God saw all that he had made and found it very good. And there was evening and morning, the sixth day. (Genesis 1:31)
For us to enjoy the gift of the Sabbath, of course we rest to enjoy that blessing. Unlike the Lord, we have limits to our power and strength, and we know our human frailty on a daily basis. These passages suggest enjoying the completeness of our work, and the goodness of our work. They also call us to enjoy the completeness of God's work, the sufficiency of the world he has made, and its goodness. From its goodness, we are also reminded of his goodness. 

That is a Sabbath that can refresh me today. 

Sunday, October 09, 2022

Grace as our spiritual orientation

I think of "grace" as a relationship.We usually speak about "grace" when discussing our relationship with God: his kindness, his love, his benevolence, his forgiveness. Because we're dust, it takes grace to build a relationship that has any permanence, one where we are safe and welcome. 

In Christian circles there are debates about what a human is like apart from God, whether grace is "missing from" human nature and then "added to" human nature -- with details on when and how the grace is given or extended. I think those debates are misguided. If grace is a relationship, then we can't look inside ourselves to find grace: it's about how we're related to someone else, to God. It's about the shift when we stop thinking of God in terms of a force or a perfectionistic judge, and instead him call Dad (Abba, Father). It's a shift of relationship, of trust, knowing that we are safe and we are welcome. 

There is a way that medical doctors speak of "orientation" that is about mental awareness. Is the patient tuned-in enough to navigate the world? They may ask questions like, "Do you know who you are and why you're here?" Someone who is disoriented is likely too confused to take care of themselves. We need a certain level of understanding before we can steer our way through the world safely.

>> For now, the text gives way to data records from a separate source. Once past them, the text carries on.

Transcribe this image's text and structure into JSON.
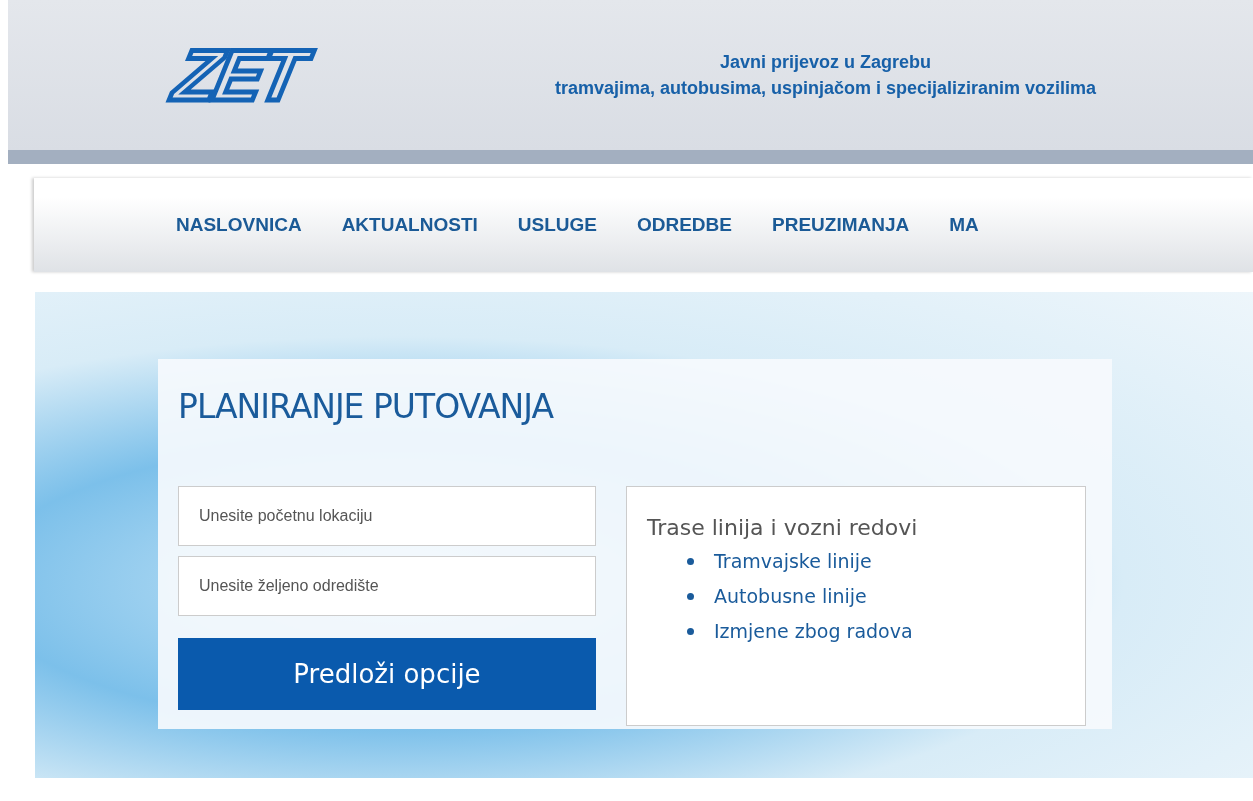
{
  "header": {
    "logo": "ZET",
    "title": "Javni prijevoz u Zagrebu",
    "subtitle": "tramvajima, autobusima, uspinjačom i specijaliziranim vozilima"
  },
  "nav": [
    {
      "label": "NASLOVNICA"
    },
    {
      "label": "AKTUALNOSTI"
    },
    {
      "label": "USLUGE"
    },
    {
      "label": "ODREDBE"
    },
    {
      "label": "PREUZIMANJA"
    },
    {
      "label": "MA"
    }
  ],
  "planner": {
    "title": "PLANIRANJE PUTOVANJA",
    "fields": [
      {
        "placeholder": "Unesite početnu lokaciju"
      },
      {
        "placeholder": "Unesite željeno odredište"
      }
    ],
    "button": "Predloži opcije"
  },
  "routes": {
    "title": "Trase linija i vozni redovi",
    "links": [
      {
        "label": "Tramvajske linije"
      },
      {
        "label": "Autobusne linije"
      },
      {
        "label": "Izmjene zbog radova"
      }
    ]
  }
}
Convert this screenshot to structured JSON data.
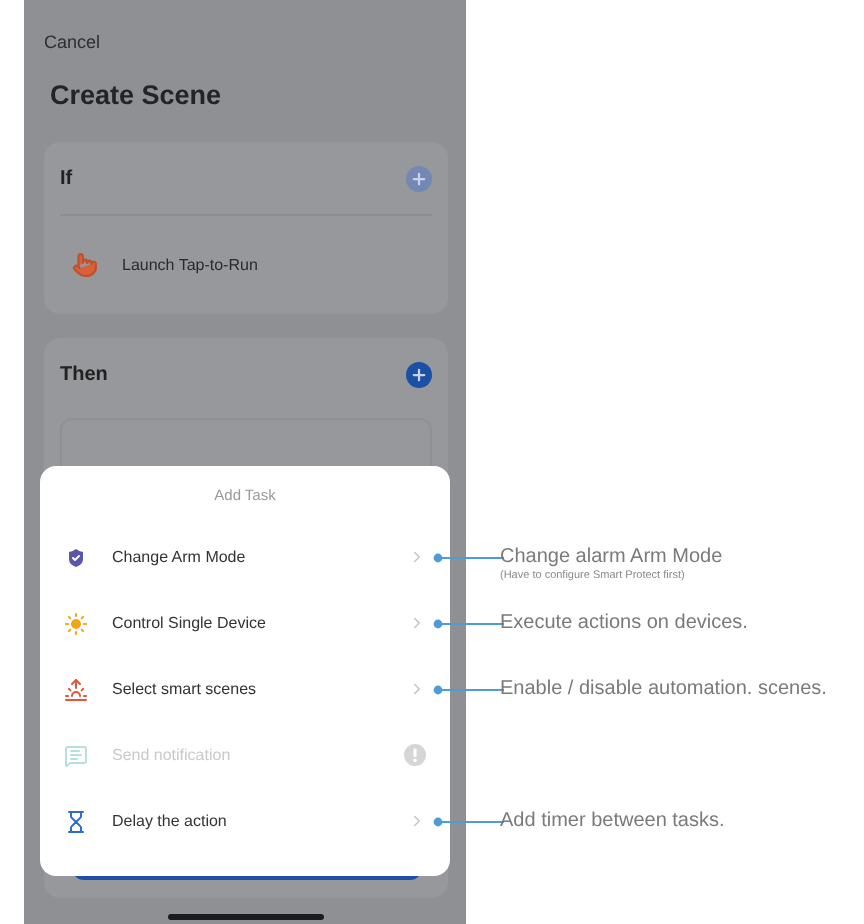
{
  "header": {
    "cancel": "Cancel",
    "title": "Create Scene"
  },
  "if_card": {
    "title": "If",
    "condition": "Launch Tap-to-Run"
  },
  "then_card": {
    "title": "Then"
  },
  "modal": {
    "title": "Add Task",
    "items": [
      {
        "kind": "shield",
        "label": "Change Arm Mode",
        "disabled": false,
        "annotation": {
          "text": "Change alarm Arm Mode",
          "note": "(Have to configure Smart Protect first)"
        }
      },
      {
        "kind": "sun",
        "label": "Control Single Device",
        "disabled": false,
        "annotation": {
          "text": "Execute actions on devices."
        }
      },
      {
        "kind": "sunrise",
        "label": "Select smart scenes",
        "disabled": false,
        "annotation": {
          "text": "Enable / disable automation. scenes."
        }
      },
      {
        "kind": "message",
        "label": "Send notification",
        "disabled": true
      },
      {
        "kind": "hourglass",
        "label": "Delay the action",
        "disabled": false,
        "annotation": {
          "text": "Add timer between tasks."
        }
      }
    ]
  }
}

Without grace we are spiritually disoriented. Without grace -- that is, without trusting that relationship with God -- we can have a difficult time thinking about who we are and why we are here. The mind without grace is often frightened and angry. Trusting God is a game-changer. We begin to understand that there is now no condemnation for those in Christ. If we confess our wrong, God is faithful and just to forgive us and cleanse us. We begin to understand that nothing can separate us from the love of God in Christ Jesus. We begin to understand why an angel's first words are generally "Fear not!" -- not because this world is trouble-free, but that Christ has overcome the world. We need a certain level of understanding in order to steer our way through the spiritual realities around us. Trust in God's goodness leads us to hope and to peace-of-mind. 

With grace we move from being isolated to being connected. And we look differently at other people and their faults. It takes grace to build a relationship that has any permanence, one where someone is safe and welcome.

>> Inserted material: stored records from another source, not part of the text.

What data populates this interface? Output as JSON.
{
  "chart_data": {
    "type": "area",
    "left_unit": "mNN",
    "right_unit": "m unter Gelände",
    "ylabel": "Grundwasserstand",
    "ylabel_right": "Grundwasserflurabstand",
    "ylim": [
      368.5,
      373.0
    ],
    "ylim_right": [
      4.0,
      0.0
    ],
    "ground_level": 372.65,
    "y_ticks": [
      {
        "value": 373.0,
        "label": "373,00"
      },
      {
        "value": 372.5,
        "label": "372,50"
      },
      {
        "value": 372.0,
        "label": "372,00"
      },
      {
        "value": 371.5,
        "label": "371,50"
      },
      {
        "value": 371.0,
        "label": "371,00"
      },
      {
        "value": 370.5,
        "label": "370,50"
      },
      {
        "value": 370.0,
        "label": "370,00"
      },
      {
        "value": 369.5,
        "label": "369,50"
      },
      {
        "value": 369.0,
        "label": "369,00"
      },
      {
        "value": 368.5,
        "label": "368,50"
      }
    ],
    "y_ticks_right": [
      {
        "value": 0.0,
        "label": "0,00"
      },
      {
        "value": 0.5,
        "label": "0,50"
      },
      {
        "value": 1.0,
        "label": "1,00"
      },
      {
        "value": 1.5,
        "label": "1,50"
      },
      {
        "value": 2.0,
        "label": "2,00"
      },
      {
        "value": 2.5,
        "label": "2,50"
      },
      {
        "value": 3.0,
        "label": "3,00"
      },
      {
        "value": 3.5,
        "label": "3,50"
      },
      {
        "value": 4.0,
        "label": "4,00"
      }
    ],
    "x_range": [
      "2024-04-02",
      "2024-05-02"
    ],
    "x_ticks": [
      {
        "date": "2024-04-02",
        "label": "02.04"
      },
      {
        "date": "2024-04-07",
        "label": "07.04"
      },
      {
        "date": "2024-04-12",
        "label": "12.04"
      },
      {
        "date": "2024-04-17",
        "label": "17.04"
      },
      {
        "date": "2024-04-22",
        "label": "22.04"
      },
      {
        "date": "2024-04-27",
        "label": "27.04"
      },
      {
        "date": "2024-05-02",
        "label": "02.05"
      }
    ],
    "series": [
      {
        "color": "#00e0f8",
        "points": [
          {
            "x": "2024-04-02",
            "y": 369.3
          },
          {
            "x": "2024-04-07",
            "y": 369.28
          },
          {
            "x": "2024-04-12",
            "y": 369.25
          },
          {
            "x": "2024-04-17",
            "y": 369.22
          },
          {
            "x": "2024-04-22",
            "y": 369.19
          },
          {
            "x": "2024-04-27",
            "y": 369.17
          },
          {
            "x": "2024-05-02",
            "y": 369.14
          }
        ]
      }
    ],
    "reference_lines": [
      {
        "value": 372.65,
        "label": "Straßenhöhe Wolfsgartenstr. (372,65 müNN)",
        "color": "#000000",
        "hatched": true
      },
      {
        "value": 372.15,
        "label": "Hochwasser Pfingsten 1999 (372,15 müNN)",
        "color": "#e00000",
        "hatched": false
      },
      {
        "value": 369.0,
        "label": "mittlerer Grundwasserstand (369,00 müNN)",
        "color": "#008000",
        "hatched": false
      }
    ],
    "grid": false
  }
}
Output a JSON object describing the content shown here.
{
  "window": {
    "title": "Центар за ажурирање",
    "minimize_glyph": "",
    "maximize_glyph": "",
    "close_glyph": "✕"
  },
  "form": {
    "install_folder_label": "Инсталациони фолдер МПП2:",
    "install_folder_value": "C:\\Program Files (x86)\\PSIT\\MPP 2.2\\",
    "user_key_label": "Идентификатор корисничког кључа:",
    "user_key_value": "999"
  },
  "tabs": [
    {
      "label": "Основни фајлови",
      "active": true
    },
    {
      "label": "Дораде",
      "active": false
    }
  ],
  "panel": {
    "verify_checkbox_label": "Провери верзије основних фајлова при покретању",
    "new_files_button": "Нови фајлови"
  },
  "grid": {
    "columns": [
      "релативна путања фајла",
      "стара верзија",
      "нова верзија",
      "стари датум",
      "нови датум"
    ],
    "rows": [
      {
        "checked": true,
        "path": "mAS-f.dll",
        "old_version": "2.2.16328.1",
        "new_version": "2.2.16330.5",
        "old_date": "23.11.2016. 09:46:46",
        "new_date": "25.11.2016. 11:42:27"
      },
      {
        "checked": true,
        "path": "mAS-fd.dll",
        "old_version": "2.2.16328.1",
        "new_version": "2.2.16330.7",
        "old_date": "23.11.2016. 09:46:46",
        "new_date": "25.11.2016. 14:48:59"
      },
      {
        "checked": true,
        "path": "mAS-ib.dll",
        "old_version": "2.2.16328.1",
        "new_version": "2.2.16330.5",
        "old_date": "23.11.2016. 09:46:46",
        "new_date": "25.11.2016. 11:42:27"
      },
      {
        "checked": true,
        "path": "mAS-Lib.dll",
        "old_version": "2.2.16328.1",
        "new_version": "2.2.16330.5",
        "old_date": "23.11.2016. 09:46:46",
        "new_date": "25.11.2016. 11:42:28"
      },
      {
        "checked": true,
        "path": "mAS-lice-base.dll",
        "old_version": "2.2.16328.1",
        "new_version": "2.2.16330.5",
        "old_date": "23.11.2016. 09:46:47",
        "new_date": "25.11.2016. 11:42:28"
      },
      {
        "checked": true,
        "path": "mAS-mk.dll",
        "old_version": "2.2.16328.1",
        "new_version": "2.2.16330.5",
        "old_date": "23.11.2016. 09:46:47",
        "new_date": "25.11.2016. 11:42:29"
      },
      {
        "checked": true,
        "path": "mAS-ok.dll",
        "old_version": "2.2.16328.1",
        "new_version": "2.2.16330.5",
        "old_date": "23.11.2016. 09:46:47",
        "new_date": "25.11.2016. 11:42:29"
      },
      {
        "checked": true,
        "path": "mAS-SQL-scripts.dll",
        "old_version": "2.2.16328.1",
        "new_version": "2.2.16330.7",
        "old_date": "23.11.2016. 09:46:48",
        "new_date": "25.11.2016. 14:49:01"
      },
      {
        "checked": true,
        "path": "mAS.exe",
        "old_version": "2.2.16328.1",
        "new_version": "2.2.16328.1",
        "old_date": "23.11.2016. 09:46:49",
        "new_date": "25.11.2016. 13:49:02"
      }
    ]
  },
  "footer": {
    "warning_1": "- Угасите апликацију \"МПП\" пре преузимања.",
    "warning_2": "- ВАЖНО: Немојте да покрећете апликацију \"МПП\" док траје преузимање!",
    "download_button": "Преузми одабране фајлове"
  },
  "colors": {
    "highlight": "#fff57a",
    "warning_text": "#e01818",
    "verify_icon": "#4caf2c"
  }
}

Sunday, October 02, 2022

The light of the righteous

The book of Proverbs has much to say about wisdom. It also has much to say that is not self-reflective about wisdom, that continues on to observations and understanding that we gain from wisdom. Here is a keen insight on the human condition: 

The light of the righteous shines brightly, but the lamp of the wicked is snuffed out.
(Proverbs 13:9)

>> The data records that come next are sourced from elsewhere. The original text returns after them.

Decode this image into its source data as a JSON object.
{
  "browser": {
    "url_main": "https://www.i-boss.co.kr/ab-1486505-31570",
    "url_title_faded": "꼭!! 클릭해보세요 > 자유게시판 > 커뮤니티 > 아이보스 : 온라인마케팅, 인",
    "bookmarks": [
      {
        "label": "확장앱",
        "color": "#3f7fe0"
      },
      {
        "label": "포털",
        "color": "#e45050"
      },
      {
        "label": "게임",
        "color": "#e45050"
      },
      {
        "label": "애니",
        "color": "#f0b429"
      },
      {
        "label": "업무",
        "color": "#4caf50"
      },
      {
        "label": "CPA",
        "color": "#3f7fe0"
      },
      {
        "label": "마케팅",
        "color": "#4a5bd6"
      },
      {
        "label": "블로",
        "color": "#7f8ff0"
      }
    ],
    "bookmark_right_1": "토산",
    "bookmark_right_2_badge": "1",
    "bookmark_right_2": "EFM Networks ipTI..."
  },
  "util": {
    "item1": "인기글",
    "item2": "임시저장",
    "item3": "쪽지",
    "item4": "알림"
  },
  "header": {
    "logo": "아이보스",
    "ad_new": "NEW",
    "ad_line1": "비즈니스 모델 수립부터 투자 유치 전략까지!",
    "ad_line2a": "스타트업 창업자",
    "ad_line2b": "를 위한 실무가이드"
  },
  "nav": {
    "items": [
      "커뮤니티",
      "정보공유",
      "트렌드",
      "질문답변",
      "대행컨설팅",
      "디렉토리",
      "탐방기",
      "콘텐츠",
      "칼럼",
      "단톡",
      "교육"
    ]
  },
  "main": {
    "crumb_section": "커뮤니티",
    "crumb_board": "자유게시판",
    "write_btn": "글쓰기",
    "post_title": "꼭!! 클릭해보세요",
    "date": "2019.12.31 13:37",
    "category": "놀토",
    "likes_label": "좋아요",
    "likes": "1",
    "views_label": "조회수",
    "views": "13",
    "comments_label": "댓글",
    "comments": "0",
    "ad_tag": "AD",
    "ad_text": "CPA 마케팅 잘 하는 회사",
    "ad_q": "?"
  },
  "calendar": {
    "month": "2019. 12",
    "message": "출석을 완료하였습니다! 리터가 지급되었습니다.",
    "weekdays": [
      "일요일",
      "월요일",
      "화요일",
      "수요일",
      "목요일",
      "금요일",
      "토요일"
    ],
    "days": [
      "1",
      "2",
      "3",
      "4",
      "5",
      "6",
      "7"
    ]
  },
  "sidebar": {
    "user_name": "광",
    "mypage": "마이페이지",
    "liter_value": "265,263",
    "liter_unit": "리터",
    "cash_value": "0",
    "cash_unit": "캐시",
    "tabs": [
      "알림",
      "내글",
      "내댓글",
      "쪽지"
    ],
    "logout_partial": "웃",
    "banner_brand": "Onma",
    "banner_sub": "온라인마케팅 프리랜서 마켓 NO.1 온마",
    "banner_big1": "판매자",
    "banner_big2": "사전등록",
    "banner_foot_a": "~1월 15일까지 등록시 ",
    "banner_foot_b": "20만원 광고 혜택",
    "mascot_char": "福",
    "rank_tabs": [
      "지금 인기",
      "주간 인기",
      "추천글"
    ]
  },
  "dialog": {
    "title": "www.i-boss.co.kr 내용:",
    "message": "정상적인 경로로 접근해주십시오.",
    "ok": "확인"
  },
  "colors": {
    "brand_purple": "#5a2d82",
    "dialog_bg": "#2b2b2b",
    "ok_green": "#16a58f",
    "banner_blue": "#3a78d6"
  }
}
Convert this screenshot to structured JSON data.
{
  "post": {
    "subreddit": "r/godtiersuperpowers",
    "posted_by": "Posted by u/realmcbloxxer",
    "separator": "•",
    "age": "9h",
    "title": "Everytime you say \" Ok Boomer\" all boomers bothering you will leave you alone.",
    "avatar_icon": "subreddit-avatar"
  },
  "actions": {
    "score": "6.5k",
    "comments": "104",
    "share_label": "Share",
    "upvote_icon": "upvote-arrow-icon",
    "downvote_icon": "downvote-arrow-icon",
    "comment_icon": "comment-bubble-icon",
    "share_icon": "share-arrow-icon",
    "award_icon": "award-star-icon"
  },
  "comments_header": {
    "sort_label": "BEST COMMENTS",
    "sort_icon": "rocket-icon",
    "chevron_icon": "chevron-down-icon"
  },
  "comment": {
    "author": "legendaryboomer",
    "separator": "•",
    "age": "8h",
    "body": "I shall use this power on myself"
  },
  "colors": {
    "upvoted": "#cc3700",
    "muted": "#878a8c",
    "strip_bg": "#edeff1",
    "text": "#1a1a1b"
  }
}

Being "snuffed out" is a conventional metaphor for death, and of course the righteous die too. Yet their light continues. Heroes from previous ages are remembered for their light -- their actions or, often enough, simply their words. Things that continue across the years -- across the centuries -- are acts of wisdom in establishing things that last, acts of courage, words of courage and hope and faithfulness. Those kinds of things bring an honor that outlasts us, where the "light of the righteous" continues after the people are gone. 

Solomon built a Temple, and wrote many proverbs. He built a temple that was demolished, rebuilt by others, and is gone again. He wrote proverbs, and many have written proverbs after him: the proverbs remain.